However, the two Border Patrol agents who were sentenced to 11 and 12 years respectively for shooting at and wounding a fleeing suspect who was smuggling 743 pounds of marijuana over the boarder, is unbelievable. Their sin mainly was covering it up but to do so made sense to me as this guy was not hurt. Who would not have made the same decision? But, the justice system for these two went South. The prosectutor and Judge seem to have had their brains bottled in formaldehyde as they really are at fault. Us common people think that the issue in courts is justice. Well, I don't tthink so.

It would be interesting to hear the judges explanation. Any farmer from North Carolina with one eye and half sense would know this is stupid. A criminal suddenly is the good guy and these guys are rotting in jail.

At least people are taking notice. I doubt the Prez but Diane Feinstein after reading the transcripts came out of the ether and fired off a letter to the President. Under any sort of hearing, this whole thing is idiocy. Two Border Patrol agents trying to do their jobs are in jail and a dope dealer is suiing the government and get this, while he had immunity from the prosecutor, he smuggles into the States another 753 pounds of pot. Got to love it. But, the agents don't love it as they are in prison with the very people they put their.

What is amazign to me is that common sense seems to be nowhere in sight. And, also, with the attention of those like Feinstein and even John Cornyn, a Republican from Texas, plus Alabama Senator Jeff Sessions, still these two guys are in jail. When there's no response from the White House, what do these concerned Senators do? If the "Agents" were named Scooter or some such name, maybe they could get attention.

Tuesday, October 02, 2007


I don't know what to say about this movie. Magnificent, disturbing, should be seen by every American. Mixed messages? What? I actually went to see it based on recommendation of the "girlfriends" or as we've recently been called, The Dysfunctional Six.
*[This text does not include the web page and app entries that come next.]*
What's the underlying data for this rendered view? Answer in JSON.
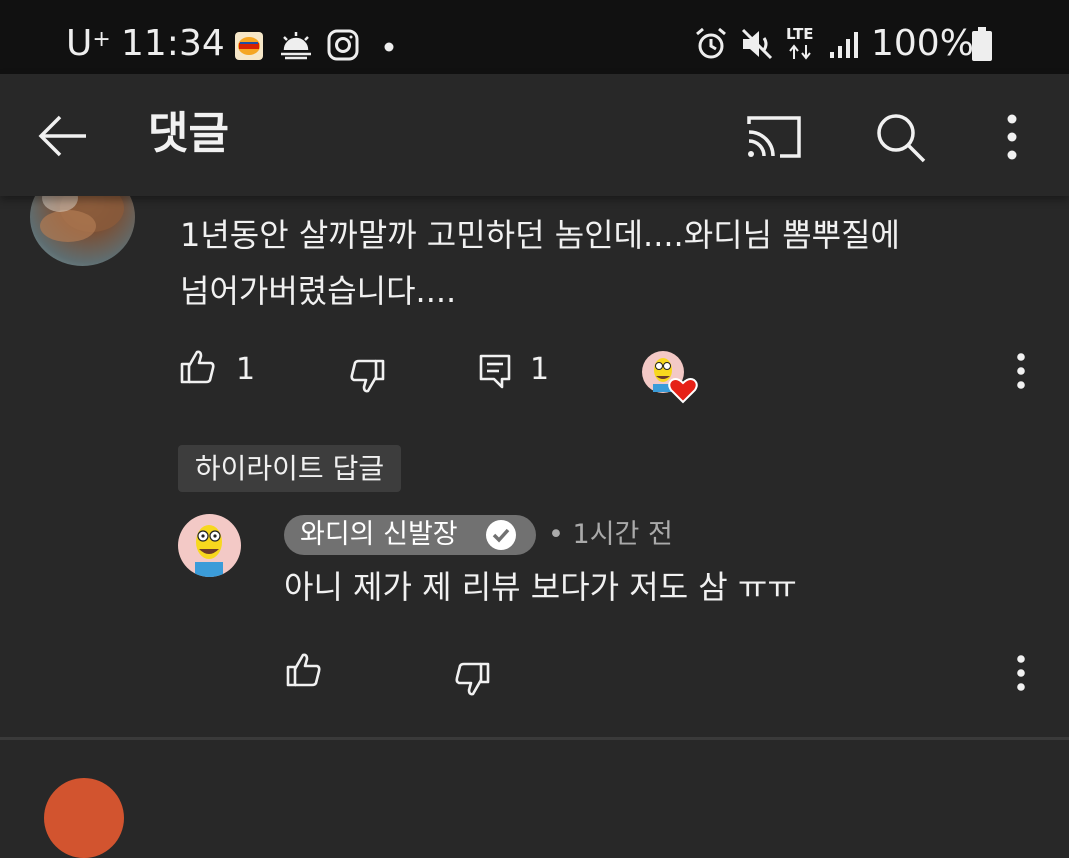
{
  "status_bar": {
    "carrier": "U",
    "carrier_sup": "+",
    "time": "11:34",
    "app_icons": [
      "burger-king-icon",
      "weather-sunrise-icon",
      "instagram-icon",
      "dot-icon"
    ],
    "system_icons": [
      "alarm-icon",
      "mute-icon",
      "lte-icon",
      "signal-icon"
    ],
    "lte_label": "LTE",
    "battery": "100%"
  },
  "header": {
    "title": "댓글",
    "icons": [
      "back-arrow-icon",
      "cast-icon",
      "search-icon",
      "more-vert-icon"
    ]
  },
  "comment": {
    "text_line1": "1년동안 살까말까 고민하던 놈인데....와디님 뽐뿌질에",
    "text_line2": "넘어가버렸습니다....",
    "like_count": "1",
    "reply_count": "1",
    "creator_heart": true
  },
  "highlight": {
    "label": "하이라이트 답글"
  },
  "reply": {
    "author": "와디의 신발장",
    "verified": true,
    "separator": "•",
    "time": "1시간 전",
    "text": "아니 제가 제 리뷰 보다가 저도 삼 ㅠㅠ"
  },
  "colors": {
    "background": "#282828",
    "status_bar": "#111111",
    "text": "#f1f1f1",
    "secondary_text": "#aaaaaa",
    "author_chip": "#717171",
    "heart": "#e62117"
  }
}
Basically, it is the story of the anguish of parents. A missing son, AWOL (absent without leave). Just home from Iraq, what has happened? The father, a military type, himself, an investigator, CID (Criminal Investigative Division). He bleeds red, white and blue. The story is wrapped in crime, drugs, the Mexican mafia. However, it really is not about this. Charlize Theron is good as the local detective who battles all sorts of demons, this one is only one file on her desk or would be if it was not for Tommy Lee Jones, the Dad. He is relentless. Jones is "Call" in Lonesome Dove. Take no prisoners. Susan Sarandon is the Mom, somewhat of a cameo appearance but very, very good.
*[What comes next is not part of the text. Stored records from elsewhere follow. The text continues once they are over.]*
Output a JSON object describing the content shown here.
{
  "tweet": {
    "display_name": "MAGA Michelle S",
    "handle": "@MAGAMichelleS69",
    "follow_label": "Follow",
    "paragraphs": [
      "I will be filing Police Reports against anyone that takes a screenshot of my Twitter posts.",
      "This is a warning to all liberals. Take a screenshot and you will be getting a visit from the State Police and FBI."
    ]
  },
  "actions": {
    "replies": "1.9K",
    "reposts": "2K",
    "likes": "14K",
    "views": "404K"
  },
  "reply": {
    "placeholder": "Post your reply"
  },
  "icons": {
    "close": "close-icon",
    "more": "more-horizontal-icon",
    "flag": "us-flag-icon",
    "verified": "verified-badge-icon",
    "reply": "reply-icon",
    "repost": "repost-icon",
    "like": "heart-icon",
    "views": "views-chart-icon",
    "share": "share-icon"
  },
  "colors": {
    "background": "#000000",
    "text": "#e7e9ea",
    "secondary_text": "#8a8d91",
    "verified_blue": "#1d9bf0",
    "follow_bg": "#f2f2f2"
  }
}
Underlying it all is the Iraq War. What have we done to America's clean cut kids. The story is disturbing because, as my friend said, it forces us to deal with questions that nobody is asking. One question: is it about class--when we talk about Iraq, the elephant in the room is "class." Only the lower middle class at best is fighting this war.


How different is he/she than vets of any age. The same. Yes and No. The combat veteran is just that; a warrior who has seen war. However, the young Iraqi soldier is different inasmuch as the world is different. In The Valley, there's a scene of the son calling home. He is sending pictures over the Internet; it is a media war.


The symbolism of the title is fascinating. The story of David and Goliah and as the movie deals with it--all about conquering one's fears. Fascinating how the movie makers decided on the particular title.

How can war not affect the warrior. The issue is how? Here we were thinking that we had the Iraqi vets covered: not like Vietnam; in the jungles one day, Detroit the next. No reentry. This movie conveys that we are not prepared for their homecoming: is this true? Or, does the plight of the vet simply convey a story of a movie Director who wants to make a statement about Iraq. And, he does. This a compelling story from every single direction. My suspicion is that it will be a critic's choice (and it should) but that the public at large, will basically ignore. It is too heavy and too, too close to the bone. Three parachutes.